Poverty porn is nothing new, and has been the staple of reality TV for some time, preparing the way for the political assault on the working class it has served. Somewhat belatedly, the liberals who have colonised the arts in this country have now come up with their own use for the working class. Springing from the Methodism that defines the aesthetic and political sensibilities of the so-called Left in this country, this goes something along the lines of: ‘There but for the grace of God go I.’ In the political vacuum of liberalism, art is the opium of the middle classes, its aesthetic pleasures the last refuge from their willing embrace of the violence of capitalism.

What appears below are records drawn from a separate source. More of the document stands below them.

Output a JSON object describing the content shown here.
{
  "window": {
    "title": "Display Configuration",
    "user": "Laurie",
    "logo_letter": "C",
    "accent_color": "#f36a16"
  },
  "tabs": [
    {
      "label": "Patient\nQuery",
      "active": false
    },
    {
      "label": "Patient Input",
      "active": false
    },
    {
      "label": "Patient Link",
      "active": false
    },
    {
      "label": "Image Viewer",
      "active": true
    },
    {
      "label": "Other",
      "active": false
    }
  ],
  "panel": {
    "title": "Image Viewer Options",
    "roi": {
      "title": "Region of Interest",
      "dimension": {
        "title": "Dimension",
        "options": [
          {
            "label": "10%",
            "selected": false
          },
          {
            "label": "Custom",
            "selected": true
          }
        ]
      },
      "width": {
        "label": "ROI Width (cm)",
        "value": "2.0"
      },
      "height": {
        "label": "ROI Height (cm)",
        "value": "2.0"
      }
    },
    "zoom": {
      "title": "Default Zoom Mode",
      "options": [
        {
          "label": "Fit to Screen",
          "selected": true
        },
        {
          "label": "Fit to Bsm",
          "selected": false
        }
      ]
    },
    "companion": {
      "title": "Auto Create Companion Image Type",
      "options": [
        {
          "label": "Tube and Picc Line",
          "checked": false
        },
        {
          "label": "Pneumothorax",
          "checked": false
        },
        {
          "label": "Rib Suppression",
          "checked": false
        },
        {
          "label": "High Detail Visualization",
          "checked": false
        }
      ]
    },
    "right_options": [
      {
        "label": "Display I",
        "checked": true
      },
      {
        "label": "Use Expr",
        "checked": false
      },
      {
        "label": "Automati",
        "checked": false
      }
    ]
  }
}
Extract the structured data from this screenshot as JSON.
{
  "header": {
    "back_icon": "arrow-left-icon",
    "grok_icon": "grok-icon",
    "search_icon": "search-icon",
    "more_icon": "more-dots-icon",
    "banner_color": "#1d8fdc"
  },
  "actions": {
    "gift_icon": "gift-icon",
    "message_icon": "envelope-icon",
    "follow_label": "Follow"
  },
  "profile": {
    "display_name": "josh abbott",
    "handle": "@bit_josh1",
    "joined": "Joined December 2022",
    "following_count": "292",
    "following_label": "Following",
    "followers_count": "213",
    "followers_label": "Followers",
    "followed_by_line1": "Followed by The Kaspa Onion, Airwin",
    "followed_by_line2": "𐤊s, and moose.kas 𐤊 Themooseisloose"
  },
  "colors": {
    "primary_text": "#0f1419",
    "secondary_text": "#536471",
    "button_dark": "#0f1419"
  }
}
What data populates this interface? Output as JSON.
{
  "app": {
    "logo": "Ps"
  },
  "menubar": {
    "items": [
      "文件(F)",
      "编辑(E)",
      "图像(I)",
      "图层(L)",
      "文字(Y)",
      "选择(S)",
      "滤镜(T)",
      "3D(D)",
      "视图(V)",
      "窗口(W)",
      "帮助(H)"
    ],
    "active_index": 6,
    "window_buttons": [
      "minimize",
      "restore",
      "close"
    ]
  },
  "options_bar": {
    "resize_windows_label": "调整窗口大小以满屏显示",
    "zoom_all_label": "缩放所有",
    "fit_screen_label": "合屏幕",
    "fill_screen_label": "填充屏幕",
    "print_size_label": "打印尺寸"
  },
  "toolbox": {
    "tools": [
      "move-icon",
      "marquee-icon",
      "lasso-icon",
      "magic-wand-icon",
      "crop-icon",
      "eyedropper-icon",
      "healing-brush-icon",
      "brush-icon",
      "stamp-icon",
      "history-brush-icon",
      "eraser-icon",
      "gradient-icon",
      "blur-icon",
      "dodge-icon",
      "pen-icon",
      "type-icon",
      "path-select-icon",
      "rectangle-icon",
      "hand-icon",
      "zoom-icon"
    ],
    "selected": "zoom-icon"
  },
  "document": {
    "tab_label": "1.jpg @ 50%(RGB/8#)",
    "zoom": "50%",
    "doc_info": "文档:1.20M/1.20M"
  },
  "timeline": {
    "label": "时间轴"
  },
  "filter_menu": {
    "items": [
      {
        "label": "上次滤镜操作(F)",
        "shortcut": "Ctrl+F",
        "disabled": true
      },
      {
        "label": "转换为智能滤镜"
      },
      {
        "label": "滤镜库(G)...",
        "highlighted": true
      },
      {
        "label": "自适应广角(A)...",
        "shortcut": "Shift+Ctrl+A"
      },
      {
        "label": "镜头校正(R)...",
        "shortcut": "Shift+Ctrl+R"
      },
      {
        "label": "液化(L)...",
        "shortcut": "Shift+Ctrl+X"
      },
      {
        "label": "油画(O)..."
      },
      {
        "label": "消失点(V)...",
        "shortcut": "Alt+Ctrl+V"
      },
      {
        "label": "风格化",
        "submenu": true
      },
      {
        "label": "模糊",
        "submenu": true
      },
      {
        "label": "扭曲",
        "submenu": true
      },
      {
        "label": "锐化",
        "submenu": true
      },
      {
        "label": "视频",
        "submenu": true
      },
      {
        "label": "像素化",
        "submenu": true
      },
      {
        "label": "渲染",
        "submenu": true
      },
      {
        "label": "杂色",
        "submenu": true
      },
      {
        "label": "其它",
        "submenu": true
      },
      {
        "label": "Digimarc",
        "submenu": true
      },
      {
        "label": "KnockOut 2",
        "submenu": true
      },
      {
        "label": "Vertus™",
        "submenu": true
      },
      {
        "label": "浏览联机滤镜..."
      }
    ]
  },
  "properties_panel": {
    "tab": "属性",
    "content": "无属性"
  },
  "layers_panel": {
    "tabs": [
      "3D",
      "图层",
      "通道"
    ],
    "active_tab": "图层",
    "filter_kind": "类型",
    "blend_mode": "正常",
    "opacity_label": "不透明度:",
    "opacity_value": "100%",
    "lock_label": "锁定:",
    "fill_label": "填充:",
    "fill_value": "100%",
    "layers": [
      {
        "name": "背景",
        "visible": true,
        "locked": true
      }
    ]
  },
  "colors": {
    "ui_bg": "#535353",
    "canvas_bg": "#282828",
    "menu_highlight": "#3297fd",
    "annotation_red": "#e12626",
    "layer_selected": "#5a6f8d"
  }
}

It’s not by chance that the favoured, most sought after and most highly valued aesthetic response of the middle classes is tears. Tears stop the middle-class film-goer from seeing what’s in front of his face when he leaves the auditorium. Tears, whatever the middle-class book-buyer may think when leafing through its moving photographs, are always shed for herself. And the feel of tears running down their cheeks, the salty taste of them in their mouths, makes them feel that somehow they are sharing in the suffering they tell as many people as possible is their cause. Identification (preferably with a distant and grateful victim) is the cathartic object of the immersive art ‘experience’. ‘Heartbreaking!’ is the ultimate accolade for the liberal work of art. So what role does art play for its liberal audience in search of catharsis?
Continue reading “Invisible Britain: The Art of Catharsis”